From the planning stages of Cartel through today, the partnerships with specialty coffee farms are highlighted in Cartel’s direct-from-source offerings: beans sourced from friendships built over meals shared with farmers in Central and South America.
PAREDES: Futuro opened in 2016, toward the end of my time as a Phoenician. It was where I’d run into friends, or a local barista grabbing coffee on their day off. My beverage of choice was their espresso tonic.
Coffee has always been on my mind,” says Futuro owner Jorge Ignacio Torres. “To me it was about being able to present everything that I loved under one roof. It started with hair, then art, and then music. I didn’t have any coffee experience beforehand other than loving the product.”
Futuro sits inside a creative space known as Palabra in the Phoenix Roosevelt Art District, which houses a salon and art gallery in addition to the coffee bar. The gallery showcases a rotation of art from local artists; the space itself is the collective genius of Chuckie Duff, local architect Artie Vigil, and lead contractor Rob Withem.
Futuro is not for those “looking for artificial flavoring and comfy couches,” Torres explains. He designed the menu “with beverages that pay homage to the true flavors of the bean itself. You’re able to taste and appreciate those flavors of the earth the beans grow from—it’s like wine.”
Torres collaborated with Harlin Glovacki and William Kennedy for equipment selection, including a La Marzocco Linea 2, Mahlkönig K30, and Mahlkönig EK 43. The bar features coffee from Vancouver, British Columbia’s 49th Parallel, in a drink menu presented in Spanish—a small detail where Torres can show respect to his culture and mother.
The whole space is meant to be an experience: from the architecture, to the coffee and art, to the weekly curated music playlist. Torres carefully selected every detail, down to the milk and ceramics, the artisan toast by Heft Co.— topped with preserves from Sqirl—and the pastries from leDinersaur. Each detail is meant to complement another.
“The overall goal with creating this whole space was to inspire,” Torres says, “to see that anything is possible with passion.”
PAREDES: Set in the east valley of Phoenix, Provision offers specialty coffee where it’s hard to find, and was always the most inviting and welcoming space when I’d stop in craving a honey lavender latte.
Owners Lawrence Jarvey and Daniel Suh began Provision Coffee five years ago as a wholesale coffee roaster, focused on the goal of building community through quality coffee.
The company prioritizes on long-term relationships with coffee brokers and farmers, built by traveling to origin where Jarvey and Suh aim to understand the farmers and their communities.
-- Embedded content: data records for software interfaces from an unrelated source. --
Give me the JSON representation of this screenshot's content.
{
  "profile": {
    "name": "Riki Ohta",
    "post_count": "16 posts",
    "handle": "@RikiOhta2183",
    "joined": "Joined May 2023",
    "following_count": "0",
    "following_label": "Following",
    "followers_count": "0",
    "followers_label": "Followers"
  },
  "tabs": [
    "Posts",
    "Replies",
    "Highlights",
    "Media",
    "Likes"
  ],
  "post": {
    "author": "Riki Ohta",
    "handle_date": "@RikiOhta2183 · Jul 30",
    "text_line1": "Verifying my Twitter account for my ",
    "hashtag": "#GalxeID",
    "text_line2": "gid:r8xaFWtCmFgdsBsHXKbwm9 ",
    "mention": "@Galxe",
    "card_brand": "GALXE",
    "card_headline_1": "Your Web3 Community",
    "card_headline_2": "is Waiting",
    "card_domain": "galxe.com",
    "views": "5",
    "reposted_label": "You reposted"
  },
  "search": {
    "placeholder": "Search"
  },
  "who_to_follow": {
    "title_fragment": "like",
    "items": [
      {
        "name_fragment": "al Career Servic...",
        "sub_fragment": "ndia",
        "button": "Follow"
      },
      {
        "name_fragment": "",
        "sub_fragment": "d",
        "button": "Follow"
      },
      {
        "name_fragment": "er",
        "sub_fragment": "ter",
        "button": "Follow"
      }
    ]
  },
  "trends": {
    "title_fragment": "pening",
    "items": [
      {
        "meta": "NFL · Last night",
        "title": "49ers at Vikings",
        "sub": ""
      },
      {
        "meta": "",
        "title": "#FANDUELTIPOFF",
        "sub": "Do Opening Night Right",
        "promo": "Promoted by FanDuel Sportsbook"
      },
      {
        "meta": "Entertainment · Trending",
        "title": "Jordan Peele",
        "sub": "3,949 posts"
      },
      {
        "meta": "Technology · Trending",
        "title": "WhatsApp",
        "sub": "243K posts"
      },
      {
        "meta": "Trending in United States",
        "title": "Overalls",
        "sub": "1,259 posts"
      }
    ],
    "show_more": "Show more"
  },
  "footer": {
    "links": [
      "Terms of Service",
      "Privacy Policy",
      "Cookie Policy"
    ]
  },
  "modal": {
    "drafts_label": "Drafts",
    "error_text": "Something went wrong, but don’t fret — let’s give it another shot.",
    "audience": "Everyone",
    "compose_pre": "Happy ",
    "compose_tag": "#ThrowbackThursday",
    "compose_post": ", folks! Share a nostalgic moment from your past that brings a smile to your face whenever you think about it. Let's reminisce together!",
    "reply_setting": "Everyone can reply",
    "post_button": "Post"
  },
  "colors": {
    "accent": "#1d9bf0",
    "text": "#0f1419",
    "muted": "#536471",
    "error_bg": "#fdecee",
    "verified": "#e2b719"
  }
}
Provision makes these relationships personal, so they can better address specific needs, such as cows for the farmers in Burundi, and scholarships for the children of their farmers in Guatemala.
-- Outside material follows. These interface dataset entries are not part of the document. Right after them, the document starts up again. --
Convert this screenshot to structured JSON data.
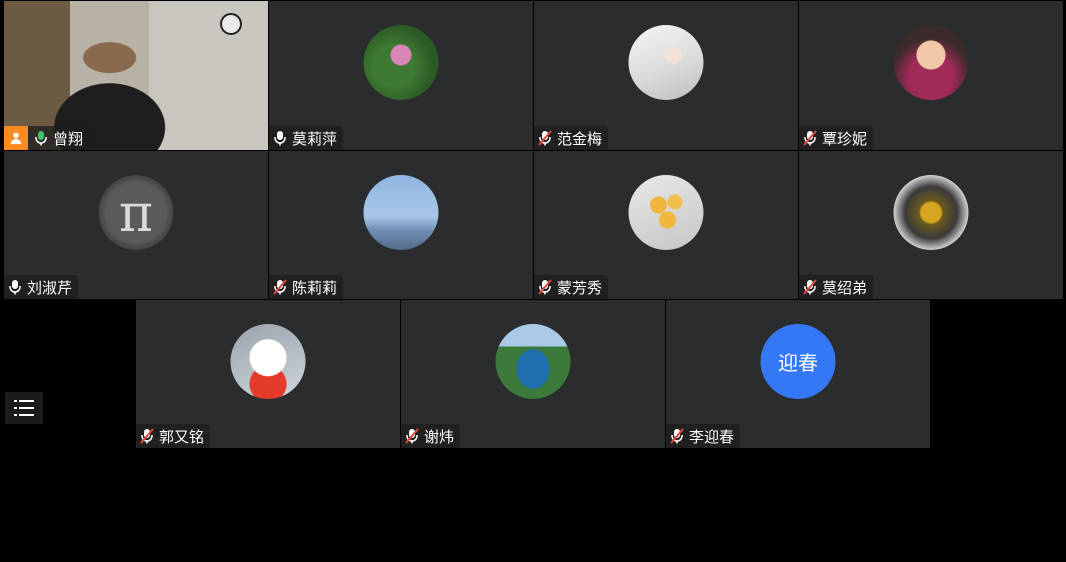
{
  "participants": [
    {
      "name": "曾翔",
      "mic": "on",
      "host": true,
      "avatar": "video-feed",
      "active": true
    },
    {
      "name": "莫莉萍",
      "mic": "on",
      "avatar": "flower-icon"
    },
    {
      "name": "范金梅",
      "mic": "muted",
      "avatar": "bed-photo"
    },
    {
      "name": "覃珍妮",
      "mic": "muted",
      "avatar": "girl-photo"
    },
    {
      "name": "刘淑芹",
      "mic": "on",
      "avatar": "pi-symbol"
    },
    {
      "name": "陈莉莉",
      "mic": "muted",
      "avatar": "sky-photo"
    },
    {
      "name": "蒙芳秀",
      "mic": "muted",
      "avatar": "sunflower-photo"
    },
    {
      "name": "莫绍弟",
      "mic": "muted",
      "avatar": "star-ornament"
    },
    {
      "name": "郭又铭",
      "mic": "muted",
      "avatar": "cat-photo"
    },
    {
      "name": "谢炜",
      "mic": "muted",
      "avatar": "lake-photo"
    },
    {
      "name": "李迎春",
      "mic": "muted",
      "avatar": "text",
      "avatar_text": "迎春"
    }
  ],
  "colors": {
    "tile_bg": "#2b2c2e",
    "active_border": "#3cc36b",
    "host_badge": "#ff8a1f",
    "mic_on": "#3cc36b",
    "mic_muted": "#e2463f",
    "text_avatar": "#3478f6"
  },
  "menu_icon": "list-menu-icon"
}
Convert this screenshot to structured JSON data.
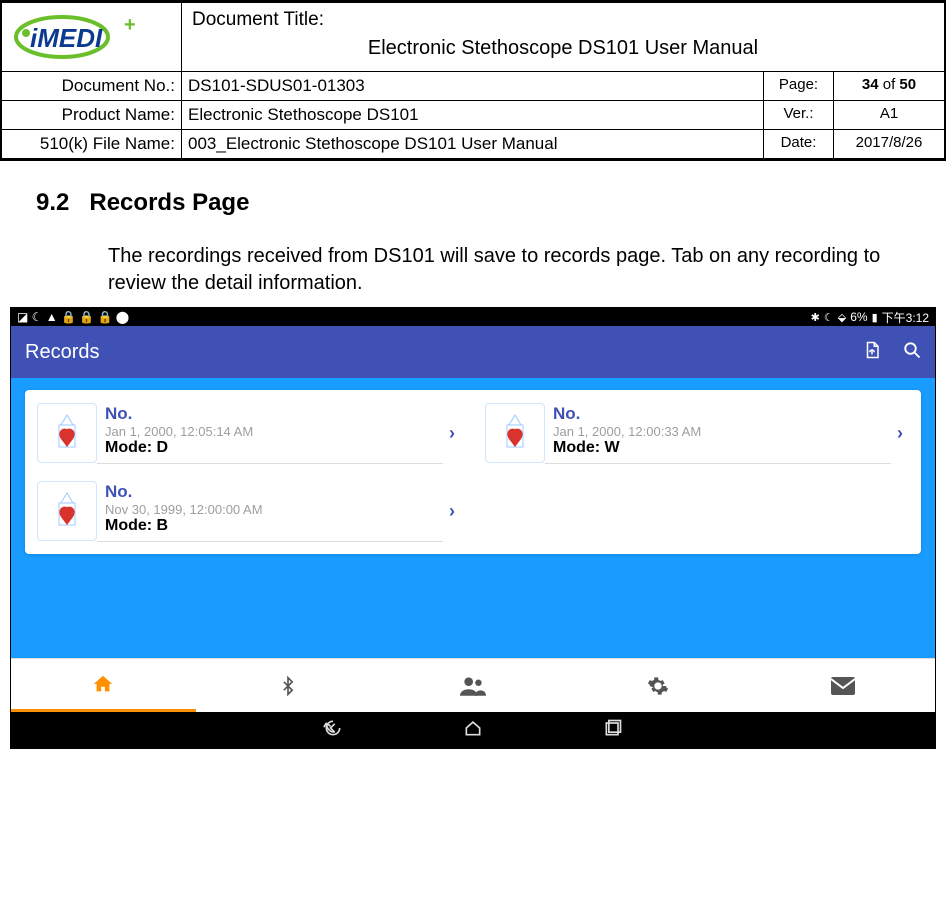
{
  "header": {
    "docTitleLabel": "Document Title:",
    "docTitle": "Electronic Stethoscope DS101 User Manual",
    "docNoLabel": "Document No.:",
    "docNo": "DS101-SDUS01-01303",
    "pageLabel": "Page:",
    "pageCurrent": "34",
    "pageOf": " of ",
    "pageTotal": "50",
    "productLabel": "Product Name:",
    "productName": "Electronic Stethoscope DS101",
    "verLabel": "Ver.:",
    "ver": "A1",
    "fileLabel": "510(k) File Name:",
    "fileName": "003_Electronic Stethoscope DS101 User Manual",
    "dateLabel": "Date:",
    "date": "2017/8/26"
  },
  "section": {
    "number": "9.2",
    "title": "Records Page",
    "body": "The recordings received from DS101 will save to records page. Tab on any recording to review the detail information."
  },
  "screenshot": {
    "statusbar": {
      "leftIcons": "◪ ☾ ▲ 🔒 🔒 🔒 ⬤",
      "battery": "6%",
      "time": "下午3:12"
    },
    "appbar": {
      "title": "Records"
    },
    "records": [
      {
        "no": "No.",
        "date": "Jan 1, 2000, 12:05:14 AM",
        "mode": "Mode: D"
      },
      {
        "no": "No.",
        "date": "Jan 1, 2000, 12:00:33 AM",
        "mode": "Mode: W"
      },
      {
        "no": "No.",
        "date": "Nov 30, 1999, 12:00:00 AM",
        "mode": "Mode: B"
      }
    ]
  }
}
As roasters, the team at Provision develops their roasts just enough to highlight the notes of chocolate that balance the beans’ natural fruit acidity.
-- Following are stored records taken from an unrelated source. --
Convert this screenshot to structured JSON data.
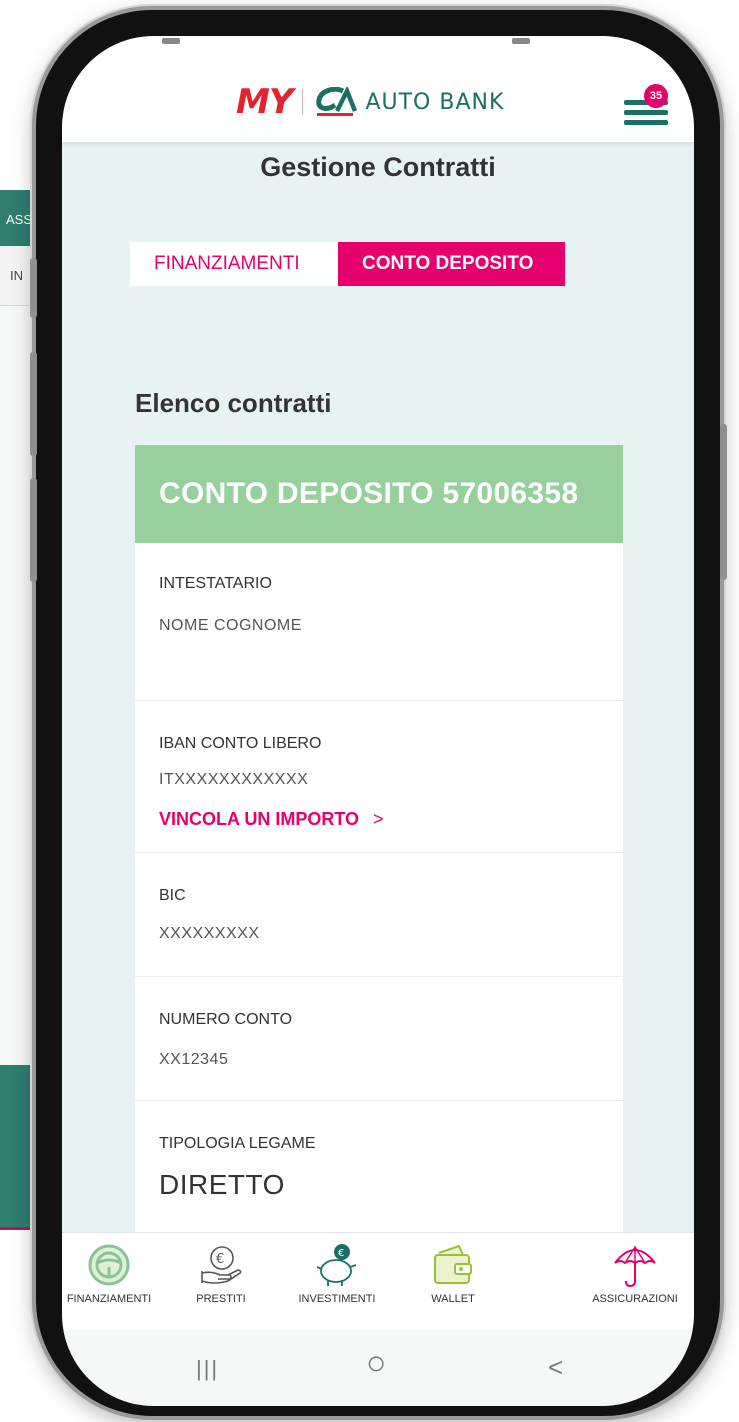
{
  "background_page": {
    "tab_label": "ASS",
    "field_label": "IN"
  },
  "header": {
    "brand_my": "MY",
    "brand_bank": "AUTO BANK",
    "menu_badge": "35"
  },
  "page_title": "Gestione Contratti",
  "tabs": [
    {
      "label": "FINANZIAMENTI",
      "active": false
    },
    {
      "label": "CONTO DEPOSITO",
      "active": true
    }
  ],
  "section_title": "Elenco contratti",
  "contract": {
    "title": "CONTO DEPOSITO 57006358",
    "intestatario_label": "INTESTATARIO",
    "intestatario_value": "NOME COGNOME",
    "iban_label": "IBAN CONTO LIBERO",
    "iban_value": "ITXXXXXXXXXXXX",
    "vincola_label": "VINCOLA UN IMPORTO",
    "vincola_arrow": ">",
    "bic_label": "BIC",
    "bic_value": "XXXXXXXXX",
    "numero_label": "NUMERO CONTO",
    "numero_value": "XX12345",
    "tipologia_label": "TIPOLOGIA LEGAME",
    "tipologia_value": "DIRETTO"
  },
  "bottom_nav": [
    {
      "label": "FINANZIAMENTI",
      "icon": "steering-wheel-icon"
    },
    {
      "label": "PRESTITI",
      "icon": "euro-hand-icon"
    },
    {
      "label": "INVESTIMENTI",
      "icon": "piggy-bank-icon"
    },
    {
      "label": "WALLET",
      "icon": "wallet-icon"
    },
    {
      "label": "ASSICURAZIONI",
      "icon": "umbrella-icon"
    }
  ],
  "system_nav": {
    "recents": "|||",
    "home": "○",
    "back": "<"
  },
  "colors": {
    "brand_pink": "#e5006d",
    "brand_green": "#1b6f63",
    "card_header": "#97cf9d",
    "screen_bg": "#e7f3f2"
  }
}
The bar is staffed by baristas who complete an extensive training program based on SCA standards, using top-quality equipment, such as a La Marzocco GS3 (soon to be upgraded to a two-group Linea Classic AV), alongside a Mahlkönig Guatemala and K30 grinders, and a Baratza Vario-W grinder for a Curtis Gold Cup brewer. On the menu, accompanying traditional coffee beverages, you’ll find signature coffee drinks inspired by classic cocktail recipes, including aromatic bitters and garnishes, and both nitro cold-brew coffee and sparkling white tea on tap. Food offerings include pastries from local bakery Pistol Whipped, with a full menu of artisanal toasts using Noble bread.
—Cheyanne Paredes is a freelance writer and photographer based in Portland, Oregon.